NASA's Nuclear Spectroscope Telescope Array, or NuSTAR, has, for the first time, imaged the radioactive "guts" of a supernova remnant, the leftover remains of a star that exploded. The NuSTAR data are blue, and show high-energy X-rays. Yellow shows non-radioactive material detected previously by NASA's Chandra X-ray Observatory in low-energy X-rays.
Studying radioactive elements offers astronomers a more direct method for probing supernova blasts than observing non-radioactive elements. This is because this radioactive material glows with X-rays no matter what, while the X-rays detected by Chandra and other telescopes are generated only after heating with shock waves from the explosion. Because the non-radioactive material only lights up after the explosion, it does not offer a direct look at the blast itself.

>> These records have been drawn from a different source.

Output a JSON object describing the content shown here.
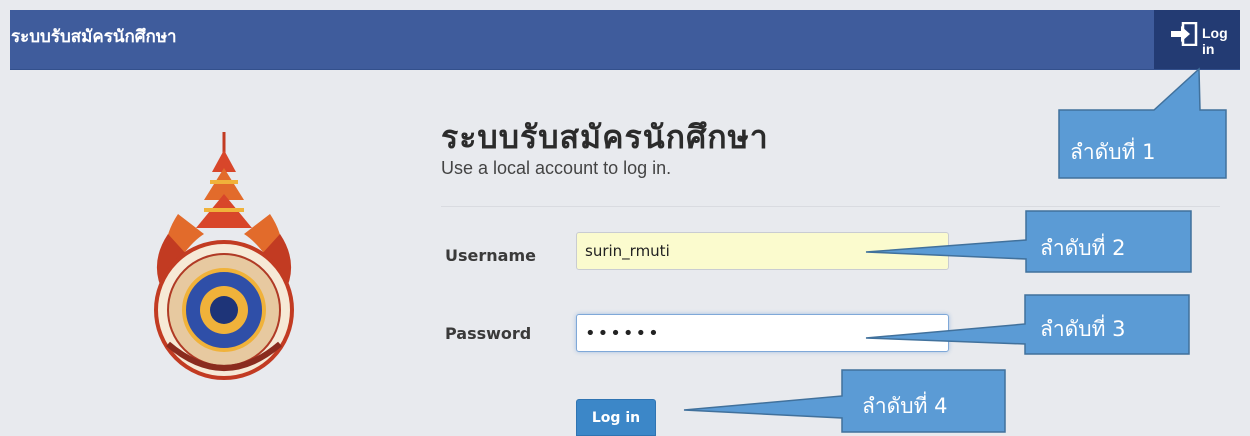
{
  "header": {
    "brand": "ระบบรับสมัครนักศึกษา",
    "login_link": "Log in",
    "login_icon": "sign-in-icon"
  },
  "logo": {
    "icon": "university-seal"
  },
  "main": {
    "title": "ระบบรับสมัครนักศึกษา",
    "subtitle": "Use a local account to log in.",
    "username_label": "Username",
    "username_value": "surin_rmuti",
    "password_label": "Password",
    "password_value": "••••••",
    "submit_label": "Log in"
  },
  "callouts": [
    "ลำดับที่ 1",
    "ลำดับที่ 2",
    "ลำดับที่ 3",
    "ลำดับที่ 4"
  ],
  "colors": {
    "navbar": "#3f5c9c",
    "navbar_active": "#233b73",
    "callout_fill": "#5b9bd5",
    "callout_stroke": "#41719c",
    "button": "#3c87c8",
    "autofill": "#fbfbce"
  }
}
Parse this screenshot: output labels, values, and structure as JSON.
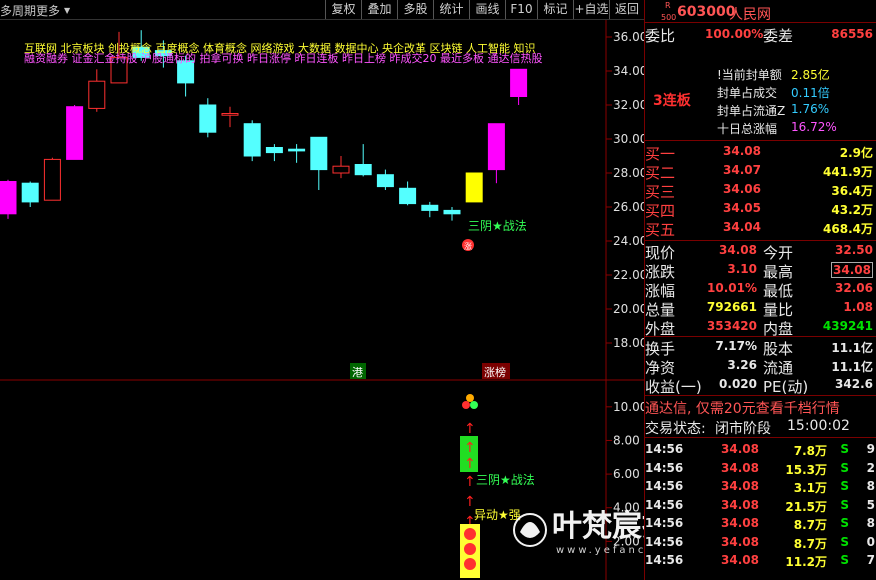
{
  "toolbar": {
    "period_label": "多周期",
    "more_label": "更多",
    "more_icon": "chevron-down-icon",
    "buttons": [
      "复权",
      "叠加",
      "多股",
      "统计",
      "画线",
      "F10",
      "标记",
      "+自选",
      "返回"
    ]
  },
  "chart": {
    "concept_tags_line1": "互联网   北京板块  创投概念 百度概念 体育概念 网络游戏 大数据 数据中心 央企改革 区块链 人工智能 知识",
    "concept_tags_line2": "融资融券 证金汇金持股 沪股通标的 拍拿可换 昨日涨停 昨日连板 昨日上榜 昨成交20 最近多板 通达信热股",
    "sanyin_label_main": "三阴★战法",
    "sanyin_label_sub": "三阴★战法",
    "yidong_label": "异动★强",
    "gang_tag": "港",
    "zhangbang_tag": "涨榜",
    "price_axis": [
      "36.00",
      "34.00",
      "32.00",
      "30.00",
      "28.00",
      "26.00",
      "24.00",
      "22.00",
      "20.00",
      "18.00"
    ],
    "ind_axis": [
      "10.00",
      "8.00",
      "6.00",
      "4.00",
      "2.00"
    ]
  },
  "chart_data": {
    "type": "candlestick",
    "ylim": [
      17.0,
      37.0
    ],
    "candles": [
      {
        "o": 25.6,
        "c": 27.5,
        "h": 27.6,
        "l": 25.3
      },
      {
        "o": 26.3,
        "c": 27.4,
        "h": 27.5,
        "l": 26.0
      },
      {
        "o": 28.8,
        "c": 26.4,
        "h": 28.9,
        "l": 26.4
      },
      {
        "o": 28.8,
        "c": 31.9,
        "h": 32.0,
        "l": 28.8
      },
      {
        "o": 33.4,
        "c": 31.8,
        "h": 34.1,
        "l": 31.6
      },
      {
        "o": 34.8,
        "c": 33.3,
        "h": 36.3,
        "l": 33.3
      },
      {
        "o": 34.8,
        "c": 35.4,
        "h": 36.4,
        "l": 34.6
      },
      {
        "o": 35.2,
        "c": 34.9,
        "h": 35.8,
        "l": 34.2
      },
      {
        "o": 34.6,
        "c": 33.3,
        "h": 34.9,
        "l": 32.5
      },
      {
        "o": 32.0,
        "c": 30.4,
        "h": 32.4,
        "l": 30.1
      },
      {
        "o": 31.4,
        "c": 31.5,
        "h": 31.9,
        "l": 30.7
      },
      {
        "o": 30.9,
        "c": 29.0,
        "h": 31.1,
        "l": 28.7
      },
      {
        "o": 29.5,
        "c": 29.2,
        "h": 29.7,
        "l": 28.7
      },
      {
        "o": 29.4,
        "c": 29.3,
        "h": 29.7,
        "l": 28.6
      },
      {
        "o": 30.1,
        "c": 28.2,
        "h": 30.1,
        "l": 27.0
      },
      {
        "o": 28.0,
        "c": 28.4,
        "h": 29.0,
        "l": 27.7
      },
      {
        "o": 28.5,
        "c": 27.9,
        "h": 29.7,
        "l": 27.8
      },
      {
        "o": 27.9,
        "c": 27.2,
        "h": 28.2,
        "l": 27.0
      },
      {
        "o": 27.1,
        "c": 26.2,
        "h": 27.5,
        "l": 26.1
      },
      {
        "o": 26.1,
        "c": 25.8,
        "h": 26.3,
        "l": 25.4
      },
      {
        "o": 25.8,
        "c": 25.6,
        "h": 26.0,
        "l": 25.2
      },
      {
        "o": 26.3,
        "c": 28.0,
        "h": 28.0,
        "l": 26.3
      },
      {
        "o": 28.2,
        "c": 30.9,
        "h": 30.9,
        "l": 27.4
      },
      {
        "o": 32.5,
        "c": 34.1,
        "h": 34.1,
        "l": 32.0
      }
    ]
  },
  "stock": {
    "r_label": "R",
    "level": "500",
    "code": "603000",
    "name": "人民网",
    "weibi_label": "委比",
    "weibi_value": "100.00%",
    "weicha_label": "委差",
    "weicha_value": "86556",
    "board_count": "3连板",
    "seal_lines": [
      {
        "label": "!当前封单额",
        "value": "2.85亿"
      },
      {
        "label": "封单占成交",
        "value": "0.11倍"
      },
      {
        "label": "封单占流通Z",
        "value": "1.76%"
      },
      {
        "label": "十日总涨幅",
        "value": "16.72%"
      }
    ],
    "bids": [
      {
        "label": "买一",
        "price": "34.08",
        "vol": "2.9亿"
      },
      {
        "label": "买二",
        "price": "34.07",
        "vol": "441.9万"
      },
      {
        "label": "买三",
        "price": "34.06",
        "vol": "36.4万"
      },
      {
        "label": "买四",
        "price": "34.05",
        "vol": "43.2万"
      },
      {
        "label": "买五",
        "price": "34.04",
        "vol": "468.4万"
      }
    ],
    "quotes": [
      {
        "l1": "现价",
        "v1": "34.08",
        "l2": "今开",
        "v2": "32.50"
      },
      {
        "l1": "涨跌",
        "v1": "3.10",
        "l2": "最高",
        "v2": "34.08"
      },
      {
        "l1": "涨幅",
        "v1": "10.01%",
        "l2": "最低",
        "v2": "32.06"
      },
      {
        "l1": "总量",
        "v1": "792661",
        "l2": "量比",
        "v2": "1.08"
      },
      {
        "l1": "外盘",
        "v1": "353420",
        "l2": "内盘",
        "v2": "439241"
      }
    ],
    "quotes2": [
      {
        "l1": "换手",
        "v1": "7.17%",
        "l2": "股本",
        "v2": "11.1亿"
      },
      {
        "l1": "净资",
        "v1": "3.26",
        "l2": "流通",
        "v2": "11.1亿"
      },
      {
        "l1": "收益(一)",
        "v1": "0.020",
        "l2": "PE(动)",
        "v2": "342.6"
      }
    ],
    "ad_text": "通达信, 仅需20元查看千档行情",
    "trade_status_label": "交易状态:",
    "trade_status_value": "闭市阶段",
    "trade_time": "15:00:02",
    "ticks": [
      {
        "t": "14:56",
        "p": "34.08",
        "v": "7.8万",
        "s": "S",
        "n": "9"
      },
      {
        "t": "14:56",
        "p": "34.08",
        "v": "15.3万",
        "s": "S",
        "n": "2"
      },
      {
        "t": "14:56",
        "p": "34.08",
        "v": "3.1万",
        "s": "S",
        "n": "8"
      },
      {
        "t": "14:56",
        "p": "34.08",
        "v": "21.5万",
        "s": "S",
        "n": "5"
      },
      {
        "t": "14:56",
        "p": "34.08",
        "v": "8.7万",
        "s": "S",
        "n": "8"
      },
      {
        "t": "14:56",
        "p": "34.08",
        "v": "8.7万",
        "s": "S",
        "n": "0"
      },
      {
        "t": "14:56",
        "p": "34.08",
        "v": "11.2万",
        "s": "S",
        "n": "7"
      }
    ]
  },
  "watermark": {
    "title": "叶梵宸指标公式网",
    "url": "www.yefanchen.com",
    "sub": "指标公式网"
  }
}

The NuSTAR results show that titanium is concentrated in clumps at the heart of the star, pointing to a model of supernova explosions that calls for sloshing of the inner core. This sloshing, also known as mild asymmetries, is thought to help trigger stars to ultimately detonate and fling out their outer layers.